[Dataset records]
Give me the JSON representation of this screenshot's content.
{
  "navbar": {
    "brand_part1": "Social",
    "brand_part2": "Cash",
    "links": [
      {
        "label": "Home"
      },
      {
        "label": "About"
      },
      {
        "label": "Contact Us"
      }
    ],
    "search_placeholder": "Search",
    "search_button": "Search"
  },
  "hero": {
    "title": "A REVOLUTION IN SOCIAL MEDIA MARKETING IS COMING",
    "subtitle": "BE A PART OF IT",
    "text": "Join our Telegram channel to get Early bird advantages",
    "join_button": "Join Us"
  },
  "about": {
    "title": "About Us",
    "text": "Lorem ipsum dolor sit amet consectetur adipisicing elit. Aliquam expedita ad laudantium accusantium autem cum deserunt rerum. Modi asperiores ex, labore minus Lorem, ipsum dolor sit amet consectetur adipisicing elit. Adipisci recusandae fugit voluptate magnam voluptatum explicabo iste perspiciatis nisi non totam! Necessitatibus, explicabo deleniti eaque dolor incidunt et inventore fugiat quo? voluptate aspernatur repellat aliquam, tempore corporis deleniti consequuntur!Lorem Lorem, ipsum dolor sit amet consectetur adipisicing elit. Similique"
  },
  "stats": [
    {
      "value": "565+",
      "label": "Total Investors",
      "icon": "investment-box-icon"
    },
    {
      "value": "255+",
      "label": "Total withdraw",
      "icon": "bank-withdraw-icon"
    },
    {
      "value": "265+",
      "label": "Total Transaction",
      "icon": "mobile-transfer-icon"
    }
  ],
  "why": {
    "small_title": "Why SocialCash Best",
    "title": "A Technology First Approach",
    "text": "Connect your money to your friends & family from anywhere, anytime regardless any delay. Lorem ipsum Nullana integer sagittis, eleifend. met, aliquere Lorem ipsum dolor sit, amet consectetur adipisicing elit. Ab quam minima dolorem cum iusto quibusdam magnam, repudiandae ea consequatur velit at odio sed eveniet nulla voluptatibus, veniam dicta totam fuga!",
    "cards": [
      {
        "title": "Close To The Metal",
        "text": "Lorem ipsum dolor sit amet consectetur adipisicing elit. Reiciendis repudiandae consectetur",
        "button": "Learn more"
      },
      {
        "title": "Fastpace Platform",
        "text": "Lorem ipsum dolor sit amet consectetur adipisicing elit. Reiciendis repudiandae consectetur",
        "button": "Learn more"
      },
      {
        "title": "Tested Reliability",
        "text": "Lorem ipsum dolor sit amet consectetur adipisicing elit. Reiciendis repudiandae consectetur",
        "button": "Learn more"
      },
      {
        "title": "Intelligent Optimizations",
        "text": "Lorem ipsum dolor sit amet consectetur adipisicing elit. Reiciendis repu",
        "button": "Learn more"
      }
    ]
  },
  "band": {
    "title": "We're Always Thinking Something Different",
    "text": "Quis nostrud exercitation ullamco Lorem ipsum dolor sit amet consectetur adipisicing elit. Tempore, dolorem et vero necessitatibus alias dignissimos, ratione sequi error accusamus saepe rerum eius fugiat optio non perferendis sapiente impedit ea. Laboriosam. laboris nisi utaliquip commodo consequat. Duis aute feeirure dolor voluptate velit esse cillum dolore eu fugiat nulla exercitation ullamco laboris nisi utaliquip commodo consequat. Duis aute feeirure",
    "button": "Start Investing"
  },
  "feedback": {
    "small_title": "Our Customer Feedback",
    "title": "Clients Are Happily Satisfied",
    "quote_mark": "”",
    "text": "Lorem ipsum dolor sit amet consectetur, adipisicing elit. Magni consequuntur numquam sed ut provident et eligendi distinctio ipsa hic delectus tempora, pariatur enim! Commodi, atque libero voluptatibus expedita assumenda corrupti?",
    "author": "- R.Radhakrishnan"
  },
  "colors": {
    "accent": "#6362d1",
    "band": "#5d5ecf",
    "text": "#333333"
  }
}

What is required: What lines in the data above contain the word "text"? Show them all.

Answer for this exercise:
    "text": "Join our Telegram channel to get Early bird advantages",
    "text": "Lorem ipsum dolor sit amet consectetur adipisicing elit. Aliquam expedita ad laudantium accusantium autem cum deserunt rerum. Modi asperiores ex, labore minus Lorem, ipsum dolor sit amet consectetur adipisicing elit. Adipisci recusandae fugit voluptate magnam voluptatum explicabo iste perspiciatis nisi non totam! Necessitatibus, explicabo deleniti eaque dolor incidunt et inventore fugiat quo? voluptate aspernatur repellat aliquam, tempore corporis deleniti consequuntur!Lorem Lorem, ipsum dolor sit amet consectetur adipisicing elit. Similique"
    "text": "Connect your money to your friends & family from anywhere, anytime regardless any delay. Lorem ipsum Nullana integer sagittis, eleifend. met, aliquere Lorem ipsum dolor sit, amet consectetur adipisicing elit. Ab quam minima dolorem cum iusto quibusdam magnam, repudiandae ea consequatur velit at odio sed eveniet nulla voluptatibus, veniam dicta totam fuga!",
        "text": "Lorem ipsum dolor sit amet consectetur adipisicing elit. Reiciendis repudiandae consectetur",
        "text": "Lorem ipsum dolor sit amet consectetur adipisicing elit. Reiciendis repudiandae consectetur",
        "text": "Lorem ipsum dolor sit amet consectetur adipisicing elit. Reiciendis repudiandae consectetur",
        "text": "Lorem ipsum dolor sit amet consectetur adipisicing elit. Reiciendis repu",
    "text": "Quis nostrud exercitation ullamco Lorem ipsum dolor sit amet consectetur adipisicing elit. Tempore, dolorem et vero necessitatibus alias dignissimos, ratione sequi error accusamus saepe rerum eius fugiat optio non perferendis sapiente impedit ea. Laboriosam. laboris nisi utaliquip commodo consequat. Duis aute feeirure dolor voluptate velit esse cillum dolore eu fugiat nulla exercitation ullamco laboris nisi utaliquip commodo consequat. Duis aute feeirure",
    "text": "Lorem ipsum dolor sit amet consectetur, adipisicing elit. Magni consequuntur numquam sed ut provident et eligendi distinctio ipsa hic delectus tempora, pariatur enim! Commodi, atque libero voluptatibus expedita assumenda corrupti?",
    "text": "#333333"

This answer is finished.